» Exercise prompt
Render every entry verbatim.

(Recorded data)
★ ★ ★ ★
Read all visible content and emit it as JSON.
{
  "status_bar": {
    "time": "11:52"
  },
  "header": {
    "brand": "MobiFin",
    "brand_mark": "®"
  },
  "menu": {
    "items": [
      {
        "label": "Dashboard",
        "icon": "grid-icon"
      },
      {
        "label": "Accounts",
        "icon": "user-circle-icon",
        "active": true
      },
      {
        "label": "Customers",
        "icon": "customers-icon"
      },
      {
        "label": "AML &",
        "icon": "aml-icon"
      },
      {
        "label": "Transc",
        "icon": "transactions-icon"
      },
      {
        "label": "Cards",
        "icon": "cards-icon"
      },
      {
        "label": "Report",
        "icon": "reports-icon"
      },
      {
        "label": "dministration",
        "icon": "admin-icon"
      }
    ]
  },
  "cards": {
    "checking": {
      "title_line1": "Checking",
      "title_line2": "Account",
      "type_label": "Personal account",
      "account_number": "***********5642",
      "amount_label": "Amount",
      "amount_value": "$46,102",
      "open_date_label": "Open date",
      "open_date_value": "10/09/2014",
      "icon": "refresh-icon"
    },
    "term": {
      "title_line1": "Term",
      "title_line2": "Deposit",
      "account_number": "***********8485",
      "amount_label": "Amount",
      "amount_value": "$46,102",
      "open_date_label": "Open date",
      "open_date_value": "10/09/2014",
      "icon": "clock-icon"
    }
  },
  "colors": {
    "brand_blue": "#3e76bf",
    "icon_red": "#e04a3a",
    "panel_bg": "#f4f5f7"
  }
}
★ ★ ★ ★
» Result of this exercise
Read all visible content and emit it as JSON.
{
  "status_bar": {
    "time": "11:52"
  },
  "header": {
    "brand": "MobiFin",
    "brand_mark": "®"
  },
  "menu": {
    "items": [
      {
        "label": "Dashboard",
        "icon": "grid-icon"
      },
      {
        "label": "Accounts",
        "icon": "user-circle-icon",
        "active": true
      },
      {
        "label": "Customers",
        "icon": "customers-icon"
      },
      {
        "label": "AML &",
        "icon": "aml-icon"
      },
      {
        "label": "Transc",
        "icon": "transactions-icon"
      },
      {
        "label": "Cards",
        "icon": "cards-icon"
      },
      {
        "label": "Report",
        "icon": "reports-icon"
      },
      {
        "label": "dministration",
        "icon": "admin-icon"
      }
    ]
  },
  "cards": {
    "checking": {
      "title_line1": "Checking",
      "title_line2": "Account",
      "type_label": "Personal account",
      "account_number": "***********5642",
      "amount_label": "Amount",
      "amount_value": "$46,102",
      "open_date_label": "Open date",
      "open_date_value": "10/09/2014",
      "icon": "refresh-icon"
    },
    "term": {
      "title_line1": "Term",
      "title_line2": "Deposit",
      "account_number": "***********8485",
      "amount_label": "Amount",
      "amount_value": "$46,102",
      "open_date_label": "Open date",
      "open_date_value": "10/09/2014",
      "icon": "clock-icon"
    }
  },
  "colors": {
    "brand_blue": "#3e76bf",
    "icon_red": "#e04a3a",
    "panel_bg": "#f4f5f7"
  }
}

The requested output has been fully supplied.